Each line of the data below holding the word "Field" must be copied.

#### INPUT DATA ####

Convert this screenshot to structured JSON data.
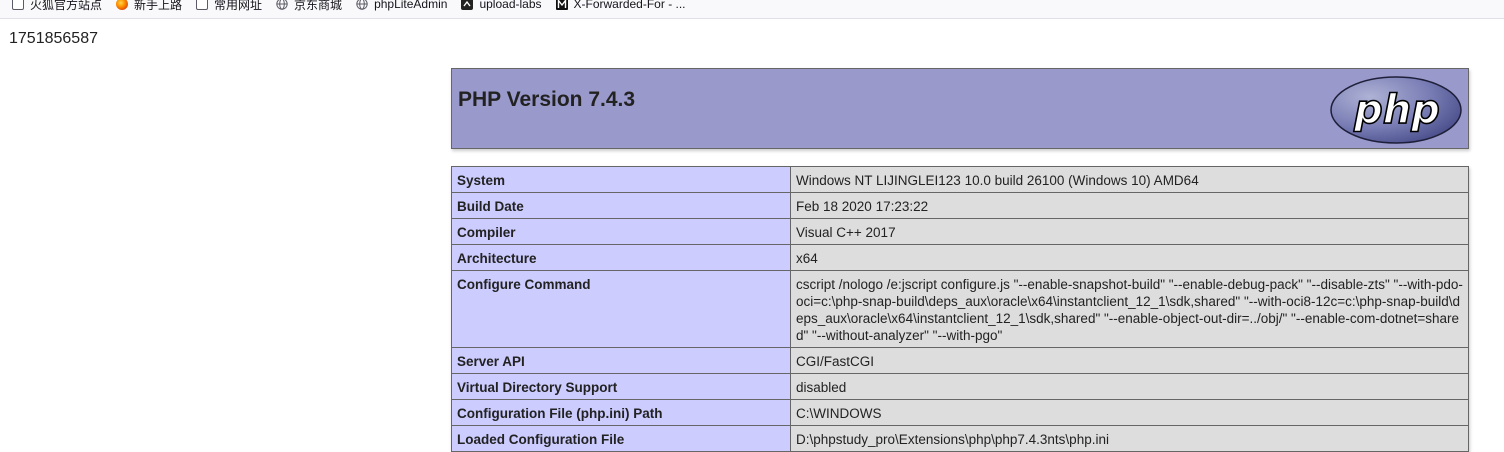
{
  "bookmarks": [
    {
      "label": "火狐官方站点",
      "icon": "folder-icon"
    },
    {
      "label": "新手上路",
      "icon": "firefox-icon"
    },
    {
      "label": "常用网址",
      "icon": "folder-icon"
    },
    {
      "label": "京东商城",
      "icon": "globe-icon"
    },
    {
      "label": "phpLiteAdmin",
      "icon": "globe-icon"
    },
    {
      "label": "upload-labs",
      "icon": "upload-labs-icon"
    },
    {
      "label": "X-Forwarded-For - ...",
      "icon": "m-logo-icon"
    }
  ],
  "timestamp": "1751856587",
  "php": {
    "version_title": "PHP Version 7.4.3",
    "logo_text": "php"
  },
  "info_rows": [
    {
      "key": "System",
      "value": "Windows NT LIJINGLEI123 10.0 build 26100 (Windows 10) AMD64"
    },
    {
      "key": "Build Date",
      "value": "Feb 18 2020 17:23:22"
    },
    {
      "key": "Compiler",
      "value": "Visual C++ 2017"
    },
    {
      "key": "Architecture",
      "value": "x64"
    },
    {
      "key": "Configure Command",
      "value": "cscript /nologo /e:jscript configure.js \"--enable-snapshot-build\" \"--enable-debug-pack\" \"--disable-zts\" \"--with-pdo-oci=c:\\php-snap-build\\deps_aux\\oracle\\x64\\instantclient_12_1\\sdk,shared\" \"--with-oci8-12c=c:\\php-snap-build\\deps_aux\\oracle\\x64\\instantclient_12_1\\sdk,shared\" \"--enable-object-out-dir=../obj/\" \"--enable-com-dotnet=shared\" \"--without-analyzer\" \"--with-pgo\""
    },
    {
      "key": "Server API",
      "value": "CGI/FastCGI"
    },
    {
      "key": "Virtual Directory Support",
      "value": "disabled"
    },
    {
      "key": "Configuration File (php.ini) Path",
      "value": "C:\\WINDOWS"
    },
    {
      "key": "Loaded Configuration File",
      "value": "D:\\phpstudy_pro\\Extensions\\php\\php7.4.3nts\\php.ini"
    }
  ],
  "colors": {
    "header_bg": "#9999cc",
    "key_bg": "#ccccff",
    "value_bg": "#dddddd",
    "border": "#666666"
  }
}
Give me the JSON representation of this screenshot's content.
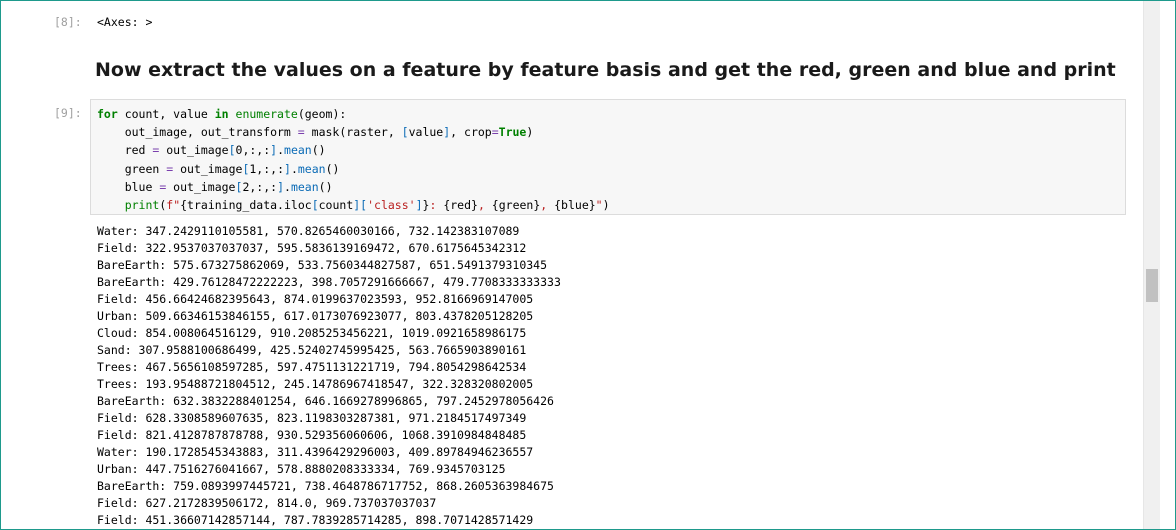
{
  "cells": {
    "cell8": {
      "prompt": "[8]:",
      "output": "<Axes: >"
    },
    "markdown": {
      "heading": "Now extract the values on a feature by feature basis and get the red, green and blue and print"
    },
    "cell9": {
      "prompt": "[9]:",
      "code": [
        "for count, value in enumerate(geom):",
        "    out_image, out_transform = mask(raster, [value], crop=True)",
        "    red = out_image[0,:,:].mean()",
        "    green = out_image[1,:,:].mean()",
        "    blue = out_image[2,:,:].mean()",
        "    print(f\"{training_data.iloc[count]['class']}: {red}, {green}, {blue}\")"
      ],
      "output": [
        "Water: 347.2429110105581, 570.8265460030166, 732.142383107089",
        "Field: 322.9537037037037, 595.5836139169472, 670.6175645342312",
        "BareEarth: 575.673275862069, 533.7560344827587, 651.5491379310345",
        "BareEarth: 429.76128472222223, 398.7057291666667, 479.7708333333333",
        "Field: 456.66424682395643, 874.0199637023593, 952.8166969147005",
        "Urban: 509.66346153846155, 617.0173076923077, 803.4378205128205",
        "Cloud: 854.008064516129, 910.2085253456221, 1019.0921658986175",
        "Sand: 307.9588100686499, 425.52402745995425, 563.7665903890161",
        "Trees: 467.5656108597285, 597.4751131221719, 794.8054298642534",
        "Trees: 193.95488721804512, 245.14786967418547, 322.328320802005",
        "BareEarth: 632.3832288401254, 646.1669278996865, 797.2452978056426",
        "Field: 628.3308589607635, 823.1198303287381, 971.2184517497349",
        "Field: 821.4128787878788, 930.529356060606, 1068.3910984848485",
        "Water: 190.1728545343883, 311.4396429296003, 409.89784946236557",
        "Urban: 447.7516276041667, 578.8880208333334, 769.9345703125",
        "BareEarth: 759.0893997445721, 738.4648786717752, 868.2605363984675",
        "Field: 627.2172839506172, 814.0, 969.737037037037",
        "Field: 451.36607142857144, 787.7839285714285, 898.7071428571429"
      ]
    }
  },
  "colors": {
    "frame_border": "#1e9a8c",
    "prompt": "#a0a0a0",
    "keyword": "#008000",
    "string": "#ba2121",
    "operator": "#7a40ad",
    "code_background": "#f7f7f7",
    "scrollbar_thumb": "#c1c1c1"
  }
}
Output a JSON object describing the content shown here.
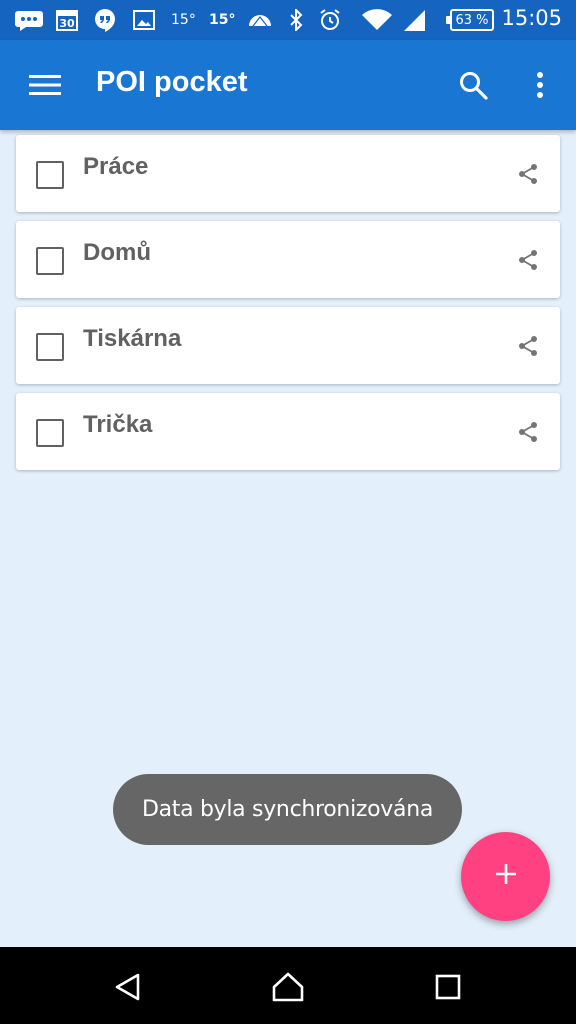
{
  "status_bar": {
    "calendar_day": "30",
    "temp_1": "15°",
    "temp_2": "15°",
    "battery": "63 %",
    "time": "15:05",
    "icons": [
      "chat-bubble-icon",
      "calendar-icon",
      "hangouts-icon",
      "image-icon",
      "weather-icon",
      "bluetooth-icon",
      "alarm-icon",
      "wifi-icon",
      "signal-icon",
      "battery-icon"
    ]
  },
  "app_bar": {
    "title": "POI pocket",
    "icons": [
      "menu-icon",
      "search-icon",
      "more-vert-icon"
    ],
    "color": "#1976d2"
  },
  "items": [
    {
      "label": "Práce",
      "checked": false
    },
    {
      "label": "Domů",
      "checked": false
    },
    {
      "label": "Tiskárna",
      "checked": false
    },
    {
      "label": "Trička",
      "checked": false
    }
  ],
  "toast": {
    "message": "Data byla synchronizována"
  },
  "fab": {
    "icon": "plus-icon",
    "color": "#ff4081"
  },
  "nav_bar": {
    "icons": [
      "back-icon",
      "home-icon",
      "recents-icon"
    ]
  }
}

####

** TASK RESPONSE **
        "Field: 322.9537037037037, 595.5836139169472, 670.6175645342312",
        "Field: 456.66424682395643, 874.0199637023593, 952.8166969147005",
        "Field: 628.3308589607635, 823.1198303287381, 971.2184517497349",
        "Field: 821.4128787878788, 930.529356060606, 1068.3910984848485",
        "Field: 627.2172839506172, 814.0, 969.737037037037",
        "Field: 451.36607142857144, 787.7839285714285, 898.7071428571429"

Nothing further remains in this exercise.